**Assignment**
Output the records exactly, and drop each picture.

**Data records for software interfaces**
────

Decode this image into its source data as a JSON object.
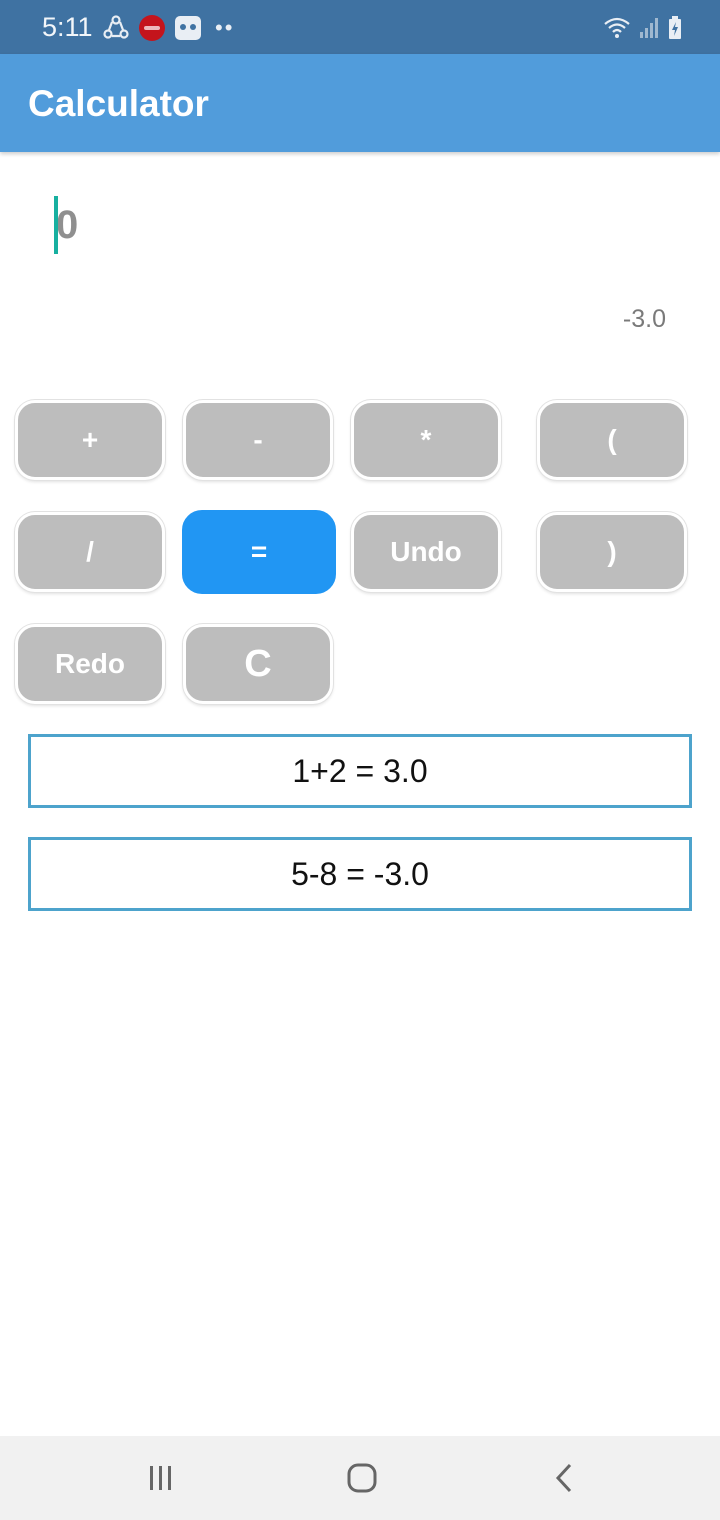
{
  "status_bar": {
    "time": "5:11",
    "left_icons": [
      "share-icon",
      "red-badge-icon",
      "robot-icon",
      "more-dots-icon"
    ],
    "right_icons": [
      "wifi-icon",
      "signal-icon",
      "battery-icon"
    ]
  },
  "app_bar": {
    "title": "Calculator"
  },
  "display": {
    "input_value": "",
    "input_placeholder": "0",
    "result": "-3.0"
  },
  "keypad": {
    "buttons": [
      "+",
      "-",
      "*",
      "(",
      "/",
      "=",
      "Undo",
      ")",
      "Redo",
      "C"
    ]
  },
  "history": [
    {
      "text": "1+2 = 3.0"
    },
    {
      "text": "5-8 = -3.0"
    }
  ],
  "colors": {
    "status_bar": "#3f72a2",
    "app_bar": "#519cdb",
    "button": "#bdbdbd",
    "equals_button": "#2196f3",
    "history_border": "#4da3cc",
    "cursor": "#17b0a0"
  },
  "nav_bar": {
    "icons": [
      "recent-apps-icon",
      "home-icon",
      "back-icon"
    ]
  }
}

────

**Expected output**
Decode this image into its source data as a JSON object.
{
  "status_bar": {
    "time": "5:11",
    "left_icons": [
      "share-icon",
      "red-badge-icon",
      "robot-icon",
      "more-dots-icon"
    ],
    "right_icons": [
      "wifi-icon",
      "signal-icon",
      "battery-icon"
    ]
  },
  "app_bar": {
    "title": "Calculator"
  },
  "display": {
    "input_value": "",
    "input_placeholder": "0",
    "result": "-3.0"
  },
  "keypad": {
    "buttons": [
      "+",
      "-",
      "*",
      "(",
      "/",
      "=",
      "Undo",
      ")",
      "Redo",
      "C"
    ]
  },
  "history": [
    {
      "text": "1+2 = 3.0"
    },
    {
      "text": "5-8 = -3.0"
    }
  ],
  "colors": {
    "status_bar": "#3f72a2",
    "app_bar": "#519cdb",
    "button": "#bdbdbd",
    "equals_button": "#2196f3",
    "history_border": "#4da3cc",
    "cursor": "#17b0a0"
  },
  "nav_bar": {
    "icons": [
      "recent-apps-icon",
      "home-icon",
      "back-icon"
    ]
  }
}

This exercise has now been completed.